How to remove ammonia from your fish tank - YouTube

Mar 23, 2012 - So, I dug out our Fish Tank Ammonia Remover and gave it a try myself
Photo provided by Flickr
When you notice high ammonia levels, immediately perform a 25- to 50-percent water change in your tank, replacing the water with freshly dechlorinated water safe for aquarium use. This should be in addition to your regular partial water changes of up to 25 percent, which must be completed weekly, biweekly or monthly, depending on the size of your tank and the number of fish. A gravel vacuum helps you remove uneaten food and fish waste that settles among your substrate, so use this with every water change to help reduce ammonia buildup.
In this video we will show you how to remove ammonia from your fish tank and recommend some chemicals that can help remove the ammonia.
Photo provided by Flickr
"Cycling the tank" means that you are establishing a bacteria bed inyour toremove the toxins that the fish's metabolism creates. There are rightand wrong ways to do this, and several things you can do to slow thisprocess (which you don't want to do). There are two steps to cycling,but you don't have to do anything special for either of them. First,your will grow a culture of bacteriathat digest ammonia and turn it into Nitrite (which is more toxic thanthe ammonia in hard water or water with a ), then your producesbacteria that digest Nitrite and turn it into relatively harmlessNitrate. However, Nitrate will contribute to loss of appetite andstress in your fish, as well as contributing to , so it is important to do to keep yourtank in best condition. Read more on . Search Ammonia Removal Fish Tank Get Results from 6 Engines at Once
Photo provided by FlickrAmmoSorb™ Fish Tank Ammonia Removal Granules safely eliminates toxic ammonia, the #1 killer of fish. This also reduces stress & disease in fish.
Photo provided by FlickrAmmonia Removal Fish Tank‎
Photo provided by Flickr
Ammonia poisoning is a very real threat to your fish, especiallywhen the tank is new and is still orif the tank has been stressed and the has been upset orremoved.So, I dug out our Fish Tank Ammonia Remover and gave it a try myself. I let the freshly washed diapers soak in the Fish Tank Ammonia Remover water for 10 hours.Watch more How to Take Care of an Aquarium videos:

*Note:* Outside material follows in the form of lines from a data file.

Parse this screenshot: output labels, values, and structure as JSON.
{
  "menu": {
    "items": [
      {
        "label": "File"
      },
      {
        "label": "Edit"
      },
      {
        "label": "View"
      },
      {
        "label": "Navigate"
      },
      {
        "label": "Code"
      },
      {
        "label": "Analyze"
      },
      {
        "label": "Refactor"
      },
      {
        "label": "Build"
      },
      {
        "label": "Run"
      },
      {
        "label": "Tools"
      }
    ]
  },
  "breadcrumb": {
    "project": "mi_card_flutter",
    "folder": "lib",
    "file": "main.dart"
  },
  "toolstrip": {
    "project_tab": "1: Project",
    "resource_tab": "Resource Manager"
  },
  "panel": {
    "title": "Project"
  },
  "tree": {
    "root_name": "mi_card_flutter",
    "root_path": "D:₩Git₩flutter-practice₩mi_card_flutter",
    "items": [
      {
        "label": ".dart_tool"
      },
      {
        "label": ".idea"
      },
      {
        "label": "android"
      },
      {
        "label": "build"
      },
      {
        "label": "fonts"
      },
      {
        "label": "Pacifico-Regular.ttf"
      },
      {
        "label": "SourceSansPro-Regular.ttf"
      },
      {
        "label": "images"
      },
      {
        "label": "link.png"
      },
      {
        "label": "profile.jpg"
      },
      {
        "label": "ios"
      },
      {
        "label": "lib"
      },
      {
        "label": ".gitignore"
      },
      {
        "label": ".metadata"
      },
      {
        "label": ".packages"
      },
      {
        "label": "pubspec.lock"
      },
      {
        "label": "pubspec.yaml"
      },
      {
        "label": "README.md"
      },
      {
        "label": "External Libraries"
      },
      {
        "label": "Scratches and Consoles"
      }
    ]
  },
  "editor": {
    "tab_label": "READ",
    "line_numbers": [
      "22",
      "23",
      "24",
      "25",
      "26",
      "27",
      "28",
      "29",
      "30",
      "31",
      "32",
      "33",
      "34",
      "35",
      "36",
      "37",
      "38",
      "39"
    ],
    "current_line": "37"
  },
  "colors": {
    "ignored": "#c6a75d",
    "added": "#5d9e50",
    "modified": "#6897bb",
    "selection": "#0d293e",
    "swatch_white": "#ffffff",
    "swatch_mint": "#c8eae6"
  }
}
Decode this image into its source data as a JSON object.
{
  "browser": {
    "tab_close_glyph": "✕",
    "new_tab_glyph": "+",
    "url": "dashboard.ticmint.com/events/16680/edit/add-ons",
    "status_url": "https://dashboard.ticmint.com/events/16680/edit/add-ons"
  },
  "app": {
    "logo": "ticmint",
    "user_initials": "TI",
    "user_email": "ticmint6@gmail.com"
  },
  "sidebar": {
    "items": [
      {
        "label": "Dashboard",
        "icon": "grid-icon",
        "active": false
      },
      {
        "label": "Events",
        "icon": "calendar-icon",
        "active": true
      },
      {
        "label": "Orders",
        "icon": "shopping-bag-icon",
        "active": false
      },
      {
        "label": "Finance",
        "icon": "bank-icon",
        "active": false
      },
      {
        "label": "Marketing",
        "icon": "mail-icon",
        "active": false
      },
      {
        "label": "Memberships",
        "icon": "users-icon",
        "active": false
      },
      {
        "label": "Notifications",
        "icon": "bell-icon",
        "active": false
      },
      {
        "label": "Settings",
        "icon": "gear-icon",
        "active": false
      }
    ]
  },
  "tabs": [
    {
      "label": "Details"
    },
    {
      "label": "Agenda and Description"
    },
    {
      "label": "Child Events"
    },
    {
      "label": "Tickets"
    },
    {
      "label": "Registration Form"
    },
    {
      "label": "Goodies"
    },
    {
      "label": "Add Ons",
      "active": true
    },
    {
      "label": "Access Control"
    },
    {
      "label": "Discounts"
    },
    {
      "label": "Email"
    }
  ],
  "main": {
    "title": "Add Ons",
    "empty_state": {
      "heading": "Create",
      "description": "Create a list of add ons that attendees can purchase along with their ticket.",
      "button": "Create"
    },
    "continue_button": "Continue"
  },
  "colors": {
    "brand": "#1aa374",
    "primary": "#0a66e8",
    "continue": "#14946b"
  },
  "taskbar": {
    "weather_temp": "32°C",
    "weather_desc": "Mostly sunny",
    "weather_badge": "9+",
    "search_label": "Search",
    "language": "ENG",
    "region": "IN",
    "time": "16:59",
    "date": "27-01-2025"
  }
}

To control ammonia in an aquarium, well first all, a lot of new tanks will experience ammonia, and it's perfectly fine. You just want to make sure you don't have a lot of fish in the tank to experience the side-effects of high ammonia. Every tank goes through a cycling period where the bacteria is trying to stabilize in the filter, in the gravel, in the decorations. And until that bacteria settles in, you're going to experience high levels of ammonia and nitrite. Again, you don't want to have fish that are very sensitive to ammonia, because they will die. Ammonia is toxic to the fish.

In an established tank, if you're still getting elevated levels of ammonia, you want to look to the cause of that. It's usually from overfeeding, overcrowdedness, a lack of proper maintenance on your filter. If the filter is clogged and the bacteria that's in the filter doesn't have access to good water movement, or it can scavenge ammonia out of the water and break down the waste, you will experience elevated levels of ammonia.

If you overfeed, that food that gets broken down, once it gets broken down and dissolves, it's going to form ammonia. So keeping the filtration balanced with the biomass of the tank, in other words, having the right amount of fish for the right size filtration system, is key to keeping your ammonia and your nitrite levels, namely your nitrogen cycle, in check.

But if you do have ammonia and you need to save your fish, you can get ammonia-removing pellets. It's like carbon, but it's white. You can put it in your filter and that will scavenge out the ammonia right away. There's also chemicals you can by that neutralize the ammonia by converting it to a less toxic form called ammonium.

But again, these are band-aids. You want to look to the cause. You're probably overfeeding, or you're overcrowded, or you don't have a large enough biological filter, or your filtration system is clogged. So these are the things you really want to look at if your ammonia levels are high. But if you do have ammonia, you've got to knock it down or your fish are going to die.My daughter has extremely sensitive skin and Eczema, by the way. She hasn’t had one rash or any reaction to her diapers since the Fish Tank Ammonia Remover treatment on them. The diapers are in great condition still because this method is GENTLE opposed to other methods (remember its safe for LIVE fish & aquatic plants!) I definitely recommend this solution to anyone for removing ammonia from diapers.